Review of Cheating Lessons

cover87883-medium

What would you do if you suspected you and your classmates won a contest because of cheating? This is the question at the heart of Cheating Lessons by Nan Willard Cappo.

The novel follows Bernadette, a high school student with an above average intelligence who routinely judges her classmates, with the exception of her best friend, Nadine, and mostly finds them wanting. After Bernadette, Nadine, and some of their AP English classmates score high enough on a written exam to beat their rival school, posh Pinehurst, and gain entry to the Classics Bowl, Bernadette wonders how it’s possible they could have obtained a high enough score because she knows she guessed on many questions and that some of her classmates just weren’t smart enough.

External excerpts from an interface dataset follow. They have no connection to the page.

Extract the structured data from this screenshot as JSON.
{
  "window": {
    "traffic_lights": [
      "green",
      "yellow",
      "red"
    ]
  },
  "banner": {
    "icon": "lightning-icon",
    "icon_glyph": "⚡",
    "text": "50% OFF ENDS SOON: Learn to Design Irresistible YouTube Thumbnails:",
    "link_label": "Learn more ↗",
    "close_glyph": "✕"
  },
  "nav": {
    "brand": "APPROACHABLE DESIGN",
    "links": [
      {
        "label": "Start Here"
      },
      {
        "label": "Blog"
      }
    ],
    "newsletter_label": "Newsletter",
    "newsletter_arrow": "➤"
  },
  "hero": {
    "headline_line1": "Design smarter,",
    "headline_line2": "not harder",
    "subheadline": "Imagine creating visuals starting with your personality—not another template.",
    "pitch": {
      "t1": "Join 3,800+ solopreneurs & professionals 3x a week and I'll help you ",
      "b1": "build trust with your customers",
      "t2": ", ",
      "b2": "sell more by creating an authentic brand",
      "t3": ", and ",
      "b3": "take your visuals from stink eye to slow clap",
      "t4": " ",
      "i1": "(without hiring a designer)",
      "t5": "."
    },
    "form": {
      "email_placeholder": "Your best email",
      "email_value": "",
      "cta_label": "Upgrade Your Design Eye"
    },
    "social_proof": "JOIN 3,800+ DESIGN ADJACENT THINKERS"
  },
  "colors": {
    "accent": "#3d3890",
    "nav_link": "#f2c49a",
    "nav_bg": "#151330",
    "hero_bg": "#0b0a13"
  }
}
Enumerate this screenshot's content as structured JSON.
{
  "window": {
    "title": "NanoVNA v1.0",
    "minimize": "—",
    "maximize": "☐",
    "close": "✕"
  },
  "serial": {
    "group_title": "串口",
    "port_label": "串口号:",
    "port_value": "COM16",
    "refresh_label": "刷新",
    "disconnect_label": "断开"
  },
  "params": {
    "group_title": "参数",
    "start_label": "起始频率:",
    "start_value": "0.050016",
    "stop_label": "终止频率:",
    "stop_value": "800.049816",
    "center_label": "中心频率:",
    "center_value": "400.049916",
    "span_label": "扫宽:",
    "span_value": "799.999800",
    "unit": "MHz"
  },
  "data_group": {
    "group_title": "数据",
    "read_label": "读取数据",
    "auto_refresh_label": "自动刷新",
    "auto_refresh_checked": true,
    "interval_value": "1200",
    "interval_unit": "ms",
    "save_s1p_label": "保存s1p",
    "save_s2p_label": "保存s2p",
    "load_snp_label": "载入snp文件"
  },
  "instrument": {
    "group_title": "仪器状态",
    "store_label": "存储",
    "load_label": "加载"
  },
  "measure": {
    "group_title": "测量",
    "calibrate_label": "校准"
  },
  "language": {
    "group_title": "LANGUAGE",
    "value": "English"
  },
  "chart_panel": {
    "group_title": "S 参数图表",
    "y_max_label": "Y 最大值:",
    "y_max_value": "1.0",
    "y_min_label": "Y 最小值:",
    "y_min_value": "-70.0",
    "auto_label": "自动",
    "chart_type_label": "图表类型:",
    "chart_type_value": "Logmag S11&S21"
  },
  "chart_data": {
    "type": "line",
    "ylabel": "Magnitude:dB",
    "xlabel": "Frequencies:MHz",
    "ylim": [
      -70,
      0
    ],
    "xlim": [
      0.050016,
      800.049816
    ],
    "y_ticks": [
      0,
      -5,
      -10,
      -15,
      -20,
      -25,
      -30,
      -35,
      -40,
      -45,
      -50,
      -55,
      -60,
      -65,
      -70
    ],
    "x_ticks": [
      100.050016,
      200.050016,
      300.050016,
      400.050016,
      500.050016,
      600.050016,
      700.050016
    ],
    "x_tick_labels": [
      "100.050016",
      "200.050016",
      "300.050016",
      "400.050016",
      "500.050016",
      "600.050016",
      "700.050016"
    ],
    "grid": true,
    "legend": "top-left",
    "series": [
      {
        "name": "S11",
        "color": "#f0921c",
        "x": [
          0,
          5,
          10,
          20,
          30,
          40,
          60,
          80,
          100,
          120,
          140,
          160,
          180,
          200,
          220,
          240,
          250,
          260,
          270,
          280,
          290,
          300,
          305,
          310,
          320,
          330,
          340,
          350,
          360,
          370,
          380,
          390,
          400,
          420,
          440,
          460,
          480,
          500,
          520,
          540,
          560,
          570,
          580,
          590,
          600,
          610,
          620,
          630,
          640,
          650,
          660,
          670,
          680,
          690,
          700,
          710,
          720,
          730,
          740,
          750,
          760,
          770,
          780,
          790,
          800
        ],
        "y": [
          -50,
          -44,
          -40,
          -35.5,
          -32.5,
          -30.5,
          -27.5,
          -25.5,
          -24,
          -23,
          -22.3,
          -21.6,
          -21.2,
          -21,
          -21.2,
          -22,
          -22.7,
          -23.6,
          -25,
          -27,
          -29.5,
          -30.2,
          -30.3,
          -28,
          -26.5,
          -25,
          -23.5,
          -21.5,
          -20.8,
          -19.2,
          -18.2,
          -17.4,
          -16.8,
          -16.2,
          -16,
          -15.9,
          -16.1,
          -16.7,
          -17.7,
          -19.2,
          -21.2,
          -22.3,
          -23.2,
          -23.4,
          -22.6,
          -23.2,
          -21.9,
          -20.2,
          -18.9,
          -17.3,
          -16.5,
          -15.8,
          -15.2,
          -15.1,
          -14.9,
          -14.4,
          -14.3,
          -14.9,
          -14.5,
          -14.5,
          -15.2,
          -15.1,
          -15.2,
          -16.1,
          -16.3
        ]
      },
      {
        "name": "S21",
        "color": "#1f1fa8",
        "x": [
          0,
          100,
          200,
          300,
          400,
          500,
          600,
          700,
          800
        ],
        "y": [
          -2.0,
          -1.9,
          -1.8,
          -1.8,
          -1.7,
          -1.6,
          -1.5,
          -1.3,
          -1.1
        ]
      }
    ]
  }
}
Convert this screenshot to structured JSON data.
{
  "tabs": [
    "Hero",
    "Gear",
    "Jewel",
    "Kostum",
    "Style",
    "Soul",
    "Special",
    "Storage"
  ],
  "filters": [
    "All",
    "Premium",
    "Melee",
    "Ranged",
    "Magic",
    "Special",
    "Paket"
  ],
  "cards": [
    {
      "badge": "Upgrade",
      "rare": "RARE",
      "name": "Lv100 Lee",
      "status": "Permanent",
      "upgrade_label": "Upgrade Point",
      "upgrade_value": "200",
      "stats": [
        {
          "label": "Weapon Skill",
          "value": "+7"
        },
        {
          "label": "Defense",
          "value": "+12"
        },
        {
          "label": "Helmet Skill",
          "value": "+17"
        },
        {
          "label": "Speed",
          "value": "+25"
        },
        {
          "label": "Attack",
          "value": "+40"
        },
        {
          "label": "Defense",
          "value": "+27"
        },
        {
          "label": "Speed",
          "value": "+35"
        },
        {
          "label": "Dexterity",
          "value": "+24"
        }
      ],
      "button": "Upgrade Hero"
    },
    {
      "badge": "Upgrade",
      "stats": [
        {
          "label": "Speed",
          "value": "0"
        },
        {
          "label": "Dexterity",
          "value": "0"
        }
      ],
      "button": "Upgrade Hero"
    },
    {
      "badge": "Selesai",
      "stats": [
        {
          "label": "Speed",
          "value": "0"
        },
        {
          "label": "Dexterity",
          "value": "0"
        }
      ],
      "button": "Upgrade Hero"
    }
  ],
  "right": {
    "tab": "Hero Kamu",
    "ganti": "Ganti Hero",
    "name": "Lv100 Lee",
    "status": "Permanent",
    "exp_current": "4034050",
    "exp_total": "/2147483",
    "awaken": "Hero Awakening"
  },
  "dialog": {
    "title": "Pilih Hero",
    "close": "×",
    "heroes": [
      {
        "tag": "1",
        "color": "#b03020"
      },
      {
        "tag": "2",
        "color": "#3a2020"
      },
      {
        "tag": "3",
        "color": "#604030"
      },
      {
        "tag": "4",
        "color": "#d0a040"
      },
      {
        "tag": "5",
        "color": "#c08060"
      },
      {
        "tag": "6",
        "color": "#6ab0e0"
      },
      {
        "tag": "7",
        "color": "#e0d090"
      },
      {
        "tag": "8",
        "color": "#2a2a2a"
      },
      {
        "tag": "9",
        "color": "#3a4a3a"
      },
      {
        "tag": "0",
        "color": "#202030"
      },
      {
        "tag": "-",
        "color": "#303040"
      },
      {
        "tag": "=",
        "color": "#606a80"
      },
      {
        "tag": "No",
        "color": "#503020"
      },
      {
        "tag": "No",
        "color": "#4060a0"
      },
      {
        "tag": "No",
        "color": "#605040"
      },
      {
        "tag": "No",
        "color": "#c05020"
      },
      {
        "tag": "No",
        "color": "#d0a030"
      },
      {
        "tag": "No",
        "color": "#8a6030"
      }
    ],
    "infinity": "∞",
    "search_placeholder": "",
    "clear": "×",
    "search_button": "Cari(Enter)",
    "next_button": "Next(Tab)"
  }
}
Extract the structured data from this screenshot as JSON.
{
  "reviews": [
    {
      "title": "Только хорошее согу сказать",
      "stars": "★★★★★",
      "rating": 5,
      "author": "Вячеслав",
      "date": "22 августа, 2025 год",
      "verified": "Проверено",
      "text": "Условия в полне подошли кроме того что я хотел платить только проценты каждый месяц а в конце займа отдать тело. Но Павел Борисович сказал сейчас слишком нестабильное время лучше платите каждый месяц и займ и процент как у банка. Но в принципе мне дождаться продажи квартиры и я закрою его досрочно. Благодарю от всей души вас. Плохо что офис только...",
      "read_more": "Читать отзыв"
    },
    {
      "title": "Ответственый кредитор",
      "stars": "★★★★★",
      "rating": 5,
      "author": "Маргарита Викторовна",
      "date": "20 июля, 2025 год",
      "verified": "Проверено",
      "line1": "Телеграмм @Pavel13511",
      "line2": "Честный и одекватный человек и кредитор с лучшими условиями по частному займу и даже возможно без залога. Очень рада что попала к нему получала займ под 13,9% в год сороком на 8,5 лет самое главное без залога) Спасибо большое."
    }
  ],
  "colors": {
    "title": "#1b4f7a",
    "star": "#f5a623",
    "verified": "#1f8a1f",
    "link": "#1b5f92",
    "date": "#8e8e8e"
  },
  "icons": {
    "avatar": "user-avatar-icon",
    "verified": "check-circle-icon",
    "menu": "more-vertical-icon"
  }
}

With her suspicions doused by her favorite teacher and crush, Mr. Malory, Bernadette and her team concentrate on obtaining as much knowledge as they can before the Bowl, even if it means reading a comic book version of Tom Jones and watching video versions of books.

“She would be more tolerant of books about bums. She would consider their circumstances, read what they had to say for themselves—and then hope they got killed off in the end.”

Cheating Lessons is an engrossing and frequently witty read about a young woman’s coming to terms with intelligence and integrity within herself and those close to her whom she idolizes and loves. Her black and white way of seeing the world is tested and, by the end, she recognizes that seeing the world in shades of gray is sometimes necessary.

I recommend this book to anyone who enjoys young adult novels, stories about characters who must overcome their flaws, and characters who strive to do right and who are left trying to figure out exactly what that is.

NetGalley provided me with an ARC for an honest review.

This book was originally published in 2002 and will be republished on May 10, 2016.

From Amazon: Cheating Lessons

 

rating: butterflybutterflybutterflybutterflyladybug (4 butterflies and a ladybug, as I am morally opposed to halving a butterfly)

Leave a Reply

Fill in your details below or click an icon to log in:

WordPress.com Logo

You are commenting using your WordPress.com account. Log Out / Change )

Twitter picture

You are commenting using your Twitter account. Log Out / Change )

Facebook photo

You are commenting using your Facebook account. Log Out / Change )

Google+ photo

You are commenting using your Google+ account. Log Out / Change )

Connecting to %s